This week brought a confusing flap over inspection of home schools in North Carolina.
On Monday, Lt. Gov. Dan Forest sent a strongly worded press release headlined "Random Homeschool Searches Need to Stop." It said the N.C. Division of Non-Public Education plans to "resume the 1980s-era practice of randomly inspecting homeschools" and raised questions about the constitutionality of such visits.
“This policy is intrusive, unnecessary, and has the potential to infringe on the constitutionally-protected privacy rights of tens of thousands of North Carolina homeschool families,” Forest said in the release. It says that Forest, a Republican, plans to work with state senators to "clarify when, where, and how the Department of Non-Public Education may inspect homeschool records under the law without doing so in people’s homes."
It certainly seemed possible that the state might revive inspections of home schools. The question of oversight arose this summer, when officials learned that Erica Parsons, who was allegedly being home-schooled by her adoptive parents, has been missing for two years. "Parsons Christian School" never filed progress reports or test results, and adoptive mother Casey Parsons never met with state officials during regional home-school meetings, the Observer learned. Erica has not been found, and police suspect foul play.
But when I called the DNPE to ask about inspections, spokesman Chris Mears sent me a two-paragraph release that was labeled a joint statement of his division and the lieutenant governor's office (it's not posted on Forest's web site).
"The Division of Non-Public Education (DNPE) and the Lt. Governor’s Office have conferred with regard to site visits of North Carolina home schools, and agree that it is the joint mission of DNPE and the Lt. Governor’s office to support NC’s home school families," that statement says.
"As DNPE communicated to North Carolinians for Home Education, no site visits have been conducted and none are planned. DNPE’s review of home schools includes requesting home schools to voluntarily submit records via email or attend a meeting, typically held in a location such as a church basement, for records reviews. At that time, DNPE asks for review of test results, immunization records, and attendance records showing that schools have operated for nine months. DNPE is mandated to annually inspect records according to State law."
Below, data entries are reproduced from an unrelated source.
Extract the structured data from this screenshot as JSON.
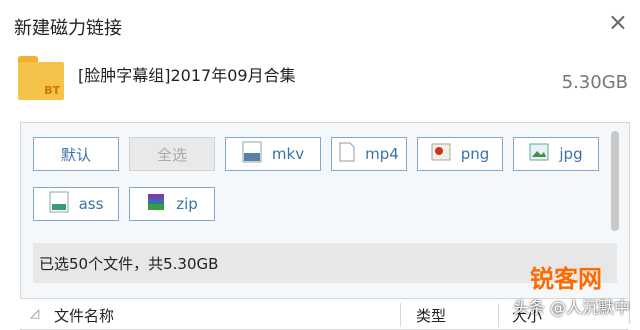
{
  "dialog": {
    "title": "新建磁力链接",
    "close_icon": "close-icon"
  },
  "task": {
    "folder_badge": "BT",
    "name": "[脸肿字幕组]2017年09月合集",
    "size": "5.30GB"
  },
  "filter_buttons": [
    {
      "label": "默认",
      "icon": "",
      "state": "normal"
    },
    {
      "label": "全选",
      "icon": "",
      "state": "disabled"
    },
    {
      "label": "mkv",
      "icon": "video-file-icon",
      "state": "normal"
    },
    {
      "label": "mp4",
      "icon": "file-icon",
      "state": "normal"
    },
    {
      "label": "png",
      "icon": "image-file-icon",
      "state": "normal"
    },
    {
      "label": "jpg",
      "icon": "image-file-icon",
      "state": "normal"
    },
    {
      "label": "ass",
      "icon": "subtitle-file-icon",
      "state": "normal"
    },
    {
      "label": "zip",
      "icon": "archive-icon",
      "state": "normal"
    }
  ],
  "summary": "已选50个文件，共5.30GB",
  "table": {
    "headers": [
      "文件名称",
      "类型",
      "大小"
    ]
  },
  "watermark": {
    "brand": "锐客网",
    "text": "头条 @人沉默中"
  },
  "colors": {
    "accent": "#3b73a8",
    "button_border": "#7fa9cf",
    "folder": "#f6c34a"
  }
}
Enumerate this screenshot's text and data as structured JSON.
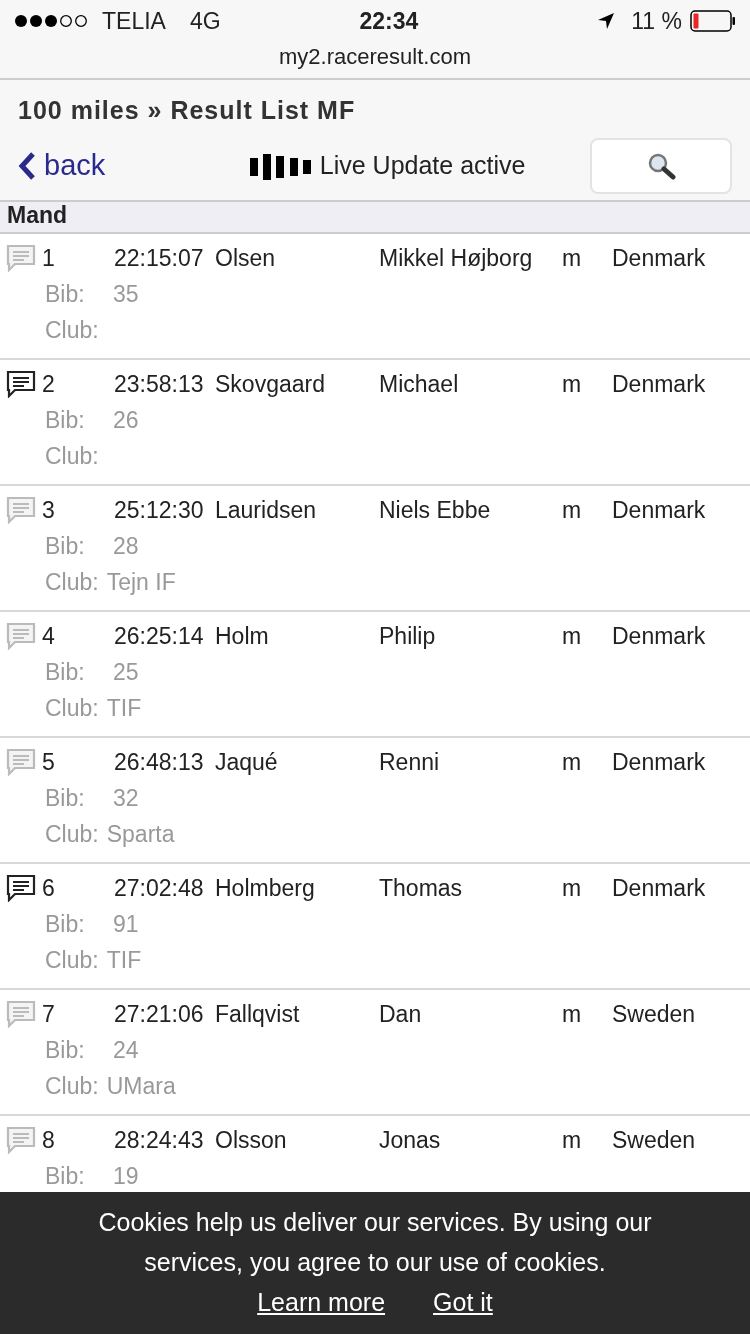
{
  "status_bar": {
    "carrier": "TELIA",
    "network": "4G",
    "time": "22:34",
    "battery": "11 %"
  },
  "address_bar": {
    "url": "my2.raceresult.com"
  },
  "header": {
    "title": "100 miles » Result List MF",
    "back": "back",
    "live_update": "Live Update active"
  },
  "group": {
    "title": "Mand"
  },
  "results": [
    {
      "rank": "1",
      "time": "22:15:07",
      "last_name": "Olsen",
      "first_name": "Mikkel Højborg",
      "sex": "m",
      "country": "Denmark",
      "bib_label": "Bib:",
      "bib": "35",
      "club_label": "Club:",
      "comment_active": false
    },
    {
      "rank": "2",
      "time": "23:58:13",
      "last_name": "Skovgaard",
      "first_name": "Michael",
      "sex": "m",
      "country": "Denmark",
      "bib_label": "Bib:",
      "bib": "26",
      "club_label": "Club:",
      "comment_active": true
    },
    {
      "rank": "3",
      "time": "25:12:30",
      "last_name": "Lauridsen",
      "first_name": "Niels Ebbe",
      "sex": "m",
      "country": "Denmark",
      "bib_label": "Bib:",
      "bib": "28",
      "club_label": "Club:",
      "club": "Tejn IF",
      "comment_active": false
    },
    {
      "rank": "4",
      "time": "26:25:14",
      "last_name": "Holm",
      "first_name": "Philip",
      "sex": "m",
      "country": "Denmark",
      "bib_label": "Bib:",
      "bib": "25",
      "club_label": "Club:",
      "club": "TIF",
      "comment_active": false
    },
    {
      "rank": "5",
      "time": "26:48:13",
      "last_name": "Jaqué",
      "first_name": "Renni",
      "sex": "m",
      "country": "Denmark",
      "bib_label": "Bib:",
      "bib": "32",
      "club_label": "Club:",
      "club": "Sparta",
      "comment_active": false
    },
    {
      "rank": "6",
      "time": "27:02:48",
      "last_name": "Holmberg",
      "first_name": "Thomas",
      "sex": "m",
      "country": "Denmark",
      "bib_label": "Bib:",
      "bib": "91",
      "club_label": "Club:",
      "club": "TIF",
      "comment_active": true
    },
    {
      "rank": "7",
      "time": "27:21:06",
      "last_name": "Fallqvist",
      "first_name": "Dan",
      "sex": "m",
      "country": "Sweden",
      "bib_label": "Bib:",
      "bib": "24",
      "club_label": "Club:",
      "club": "UMara",
      "comment_active": false
    },
    {
      "rank": "8",
      "time": "28:24:43",
      "last_name": "Olsson",
      "first_name": "Jonas",
      "sex": "m",
      "country": "Sweden",
      "bib_label": "Bib:",
      "bib": "19",
      "comment_active": false
    }
  ],
  "cookie_banner": {
    "message": "Cookies help us deliver our services. By using our services, you agree to our use of cookies.",
    "learn_more": "Learn more",
    "accept": "Got it"
  }
}
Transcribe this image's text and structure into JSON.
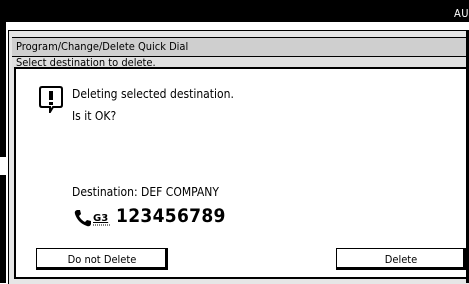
{
  "status": {
    "corner_text": "AU"
  },
  "window": {
    "title": "Program/Change/Delete Quick Dial",
    "subtitle": "Select destination to delete."
  },
  "dialog": {
    "icon": "exclamation-alert-icon",
    "message_line1": "Deleting selected destination.",
    "message_line2": "Is it OK?",
    "destination_text": "Destination: DEF COMPANY",
    "phone_icon": "fax-g3-phone-icon",
    "phone_line_label": "G3",
    "phone_number": "123456789",
    "buttons": {
      "cancel_label": "Do not Delete",
      "confirm_label": "Delete"
    }
  }
}
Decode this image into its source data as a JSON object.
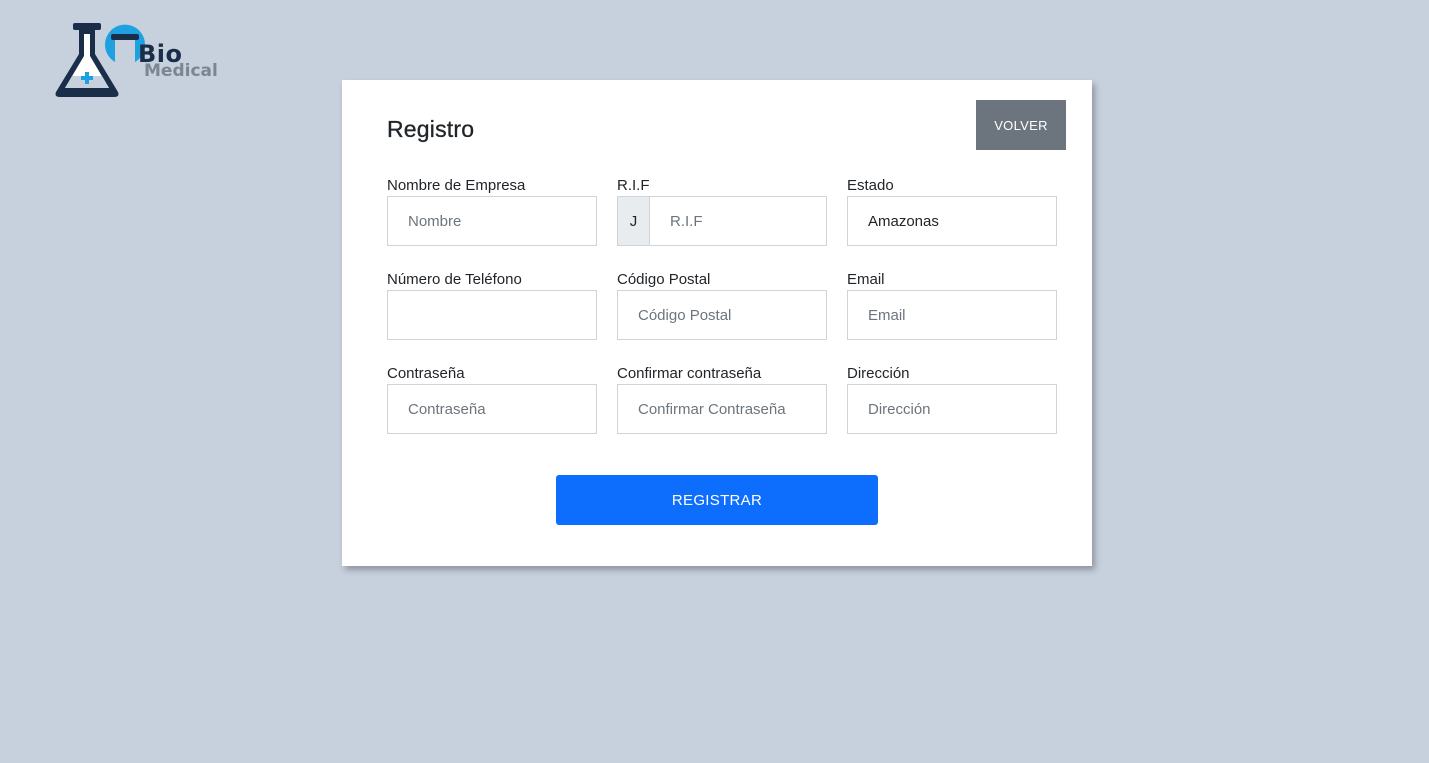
{
  "logo": {
    "text_bio": "Bio",
    "text_medical": "Medical"
  },
  "form": {
    "title": "Registro",
    "back_label": "VOLVER",
    "submit_label": "REGISTRAR",
    "fields": {
      "company_name": {
        "label": "Nombre de Empresa",
        "placeholder": "Nombre",
        "value": ""
      },
      "rif": {
        "label": "R.I.F",
        "prefix": "J",
        "placeholder": "R.I.F",
        "value": ""
      },
      "state": {
        "label": "Estado",
        "placeholder": "",
        "value": "Amazonas"
      },
      "phone": {
        "label": "Número de Teléfono",
        "placeholder": "",
        "value": ""
      },
      "postal_code": {
        "label": "Código Postal",
        "placeholder": "Código Postal",
        "value": ""
      },
      "email": {
        "label": "Email",
        "placeholder": "Email",
        "value": ""
      },
      "password": {
        "label": "Contraseña",
        "placeholder": "Contraseña",
        "value": ""
      },
      "confirm_password": {
        "label": "Confirmar contraseña",
        "placeholder": "Confirmar Contraseña",
        "value": ""
      },
      "address": {
        "label": "Dirección",
        "placeholder": "Dirección",
        "value": ""
      }
    }
  },
  "colors": {
    "background": "#c7d0dd",
    "primary": "#0d6efd",
    "secondary": "#6c757d",
    "logo_dark": "#1a2e4a",
    "logo_accent": "#1da1e0"
  }
}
Mears said he couldn't comment further. I tried several times Wednesday to reach Kami Mueller, the name on Forest's news release, and got no response. I got Forest's chief of staff, Hal Weatherman, who referred me back to Mueller. Update: I got a voice mail from Mueller on Thursday citing the two news releases. "We're kind of leaving it at that," she said. "It explains everything anyone would ever need to know."
So what's going on? The best clue I found came from an interview DNPE Director David Mills gave to Andrew Branch, a freelancer for the Asheville-based Christian magazine World. Mills is quoted as saying he wanted to revive home visits, which had fallen by the wayside as the number of home schools increased. Last year North Carolina had 53,347 registered home schools serving almost 88,000 children, including 6,573 in Mecklenburg County, according to a state tally.
Mills told World he considers home visits a way to "open up a rapport," but said some families "expressed distrust" over the prospect. He said he had scrapped plans to inspect homes even before Forest's statement.